EDITOR'S NOTE: Special thanks to our guest blogger, Lee Varner. Lee is the Director of the Center for Patient Safety, and has over 20 years of experience in transformational leadership and patient safety to provide consultation and educational services for improving performance effectiveness, quality initiatives, healthcare best practices, culture training and patient safety strategies.
Recently, I was part of a conversation with a group of EMS leaders who were talking about clinical errors. They discussed the different types of clinical errors that they have seen and which ones kept them up at night. A few offered examples where a medication error or airway event harmed patient.
I was happy to hear that everyone realized that most adverse events were usually part of system failure and not just caused by a reckless EMT or paramedic. Furthermore, everyone agreed that EMS clinicians are competent, compassionate, and dedicated people who don’t show up for duty expecting to harm a patient. But when harm does reach a patient, it affects everyone: the patient, family, the EMT or paramedic, and the entire agency. There was no disagreement that harm from medical errors was affecting everyone involved, but the nagging question was, how to reduce those errors?
Some thought the best way to address clinical errors would be measuring or quantifying the different types, then comparing the results among agencies. While this sounded good, it became clear that collecting event data wouldn’t be easy or accurate. After all, most events aren’t reported or even realized by the clinician, and, sadly, people working in a punitive culture aren't likely self-report their mistakes.

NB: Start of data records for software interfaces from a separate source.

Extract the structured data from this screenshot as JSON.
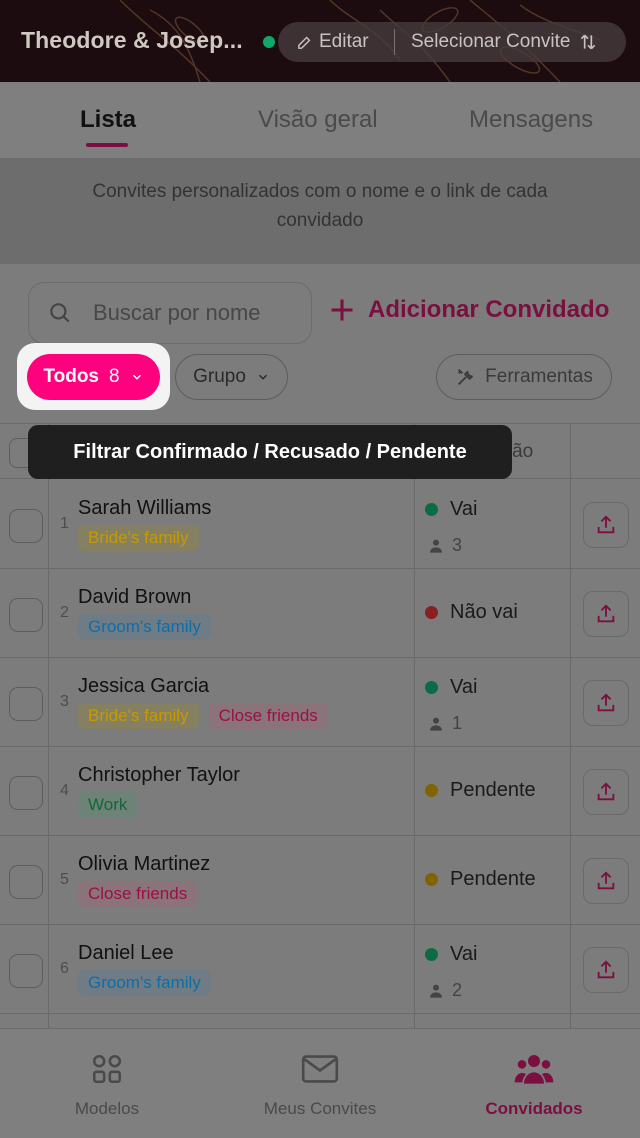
{
  "header": {
    "title": "Theodore & Josep...",
    "edit_label": "Editar",
    "select_label": "Selecionar Convite"
  },
  "tabs": [
    {
      "label": "Lista",
      "active": true
    },
    {
      "label": "Visão geral",
      "active": false
    },
    {
      "label": "Mensagens",
      "active": false
    }
  ],
  "info_banner": "Convites personalizados com o nome e o link de cada convidado",
  "search": {
    "placeholder": "Buscar por nome"
  },
  "add_guest_label": "Adicionar Convidado",
  "filters": {
    "todos_label": "Todos",
    "todos_count": "8",
    "group_label": "Grupo",
    "tools_label": "Ferramentas"
  },
  "table": {
    "status_header": "ação",
    "rows": [
      {
        "index": "1",
        "name": "Sarah Williams",
        "tags": [
          "Bride's family"
        ],
        "status": "Vai",
        "status_kind": "go",
        "guests": "3"
      },
      {
        "index": "2",
        "name": "David Brown",
        "tags": [
          "Groom's family"
        ],
        "status": "Não vai",
        "status_kind": "no",
        "guests": ""
      },
      {
        "index": "3",
        "name": "Jessica Garcia",
        "tags": [
          "Bride's family",
          "Close friends"
        ],
        "status": "Vai",
        "status_kind": "go",
        "guests": "1"
      },
      {
        "index": "4",
        "name": "Christopher Taylor",
        "tags": [
          "Work"
        ],
        "status": "Pendente",
        "status_kind": "pend",
        "guests": ""
      },
      {
        "index": "5",
        "name": "Olivia Martinez",
        "tags": [
          "Close friends"
        ],
        "status": "Pendente",
        "status_kind": "pend",
        "guests": ""
      },
      {
        "index": "6",
        "name": "Daniel Lee",
        "tags": [
          "Groom's family"
        ],
        "status": "Vai",
        "status_kind": "go",
        "guests": "2"
      }
    ]
  },
  "tooltip": "Filtrar Confirmado / Recusado / Pendente",
  "bottom_nav": [
    {
      "label": "Modelos",
      "icon": "grid-icon",
      "active": false
    },
    {
      "label": "Meus Convites",
      "icon": "envelope-icon",
      "active": false
    },
    {
      "label": "Convidados",
      "icon": "people-icon",
      "active": true
    }
  ],
  "colors": {
    "accent": "#ff007f",
    "accent_dim": "#7a0f40",
    "status_go": "#10a86a",
    "status_no": "#e04848",
    "status_pending": "#e0b000"
  }
}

As the discussion continued, a degree of paralysis or indifference seemed to set in as everyone realized this would be harder than they thought. Something more comprehensive was required beyond counting mistakes; there needed to be a cultural shift to drive improved reliability of the care.
Patient safety is a specialty area in healthcare that works to prevent or reduce harm from reaching patients. While there are many widely accepted steps to minimize patient harm, one of the first and most essential steps is recognition by leaders that there is a problem. Next, they must take action. Below are three tips to help your organization succeed.
1) Set the tone, don’t wait until harm reaches a patient.
We know good leaders lead by example. They also take ownership of the care provided at their agency, good or bad. If leaders aren’t actively discussing, planning, or setting expectations around patient safety, will anyone else prioritize or pay attention to the topic? Leaders need to be proactive, not reactive, to patient safety.
2) Provide the infrastructure, accountability, and sustainability
We have all seen situations where a new idea or project slowly fizzles out and becomes the “flavor of the month”. Failure can be demoralizing for everyone, and it can create an atmosphere of apathy, where new ideas or improvements are discouraged or dismissed. Therefore, leaders need to offer the tools, resources, and time to support change, recognizing the cultural barriers which will likely be encountered. Improving patient safety requires a long-term commitment to implement measures, goals, and the execution of a plan.
3) Develop a patient safety plan and focus on the right things.
It's easy to be distracted by competing priorities, but what's more important than keeping patients safe? Most EMS agencies have plans for various operational contingencies, but few have developed a plan to keep patients safe. A patient safety plan should be part of the agency’s strategic planning, aligned with its mission, vision, and values. The board of governance, medical director, and staff should all participate in its development. Ideally, everyone contributes to deploying the plan, and they follow it every day.
Start today, meet us at EMS World.
We all expect that when we are sick or injured, the person taking care of us will be kind. We also expect that the care we receive will be safe. As EMS providers, we can’t take safe healthcare for granted or expect somebody else to ensure its reliability. As a leader, it's your job to set a compelling direction and tools for safe care at your organization.
The Center for Patient Safety is a non-profit organization, and our mission is to reduce preventable harm. If you are a current or future leader who wants to take action and develop a plan to support safe care, then join us at EMS World Expo on October 14 for a special pre-conference workshop.
Those attending the workshop will:
- Learn about the importance of improving safety culture and how to lead an organization focused on patient safety.
- Interpret EMS safety culture assessment data and practice developing actionable next steps.
- Begin to draft a patient safety plan to improve outcomes.
- Identify common safety culture barriers and how to apply stimulation learning for improvements.
- Generate practical steps to reduce preventable patient harm at your agency.
Has your organization laid out a plan for prioritizing patient safety? We'd love to hear from you.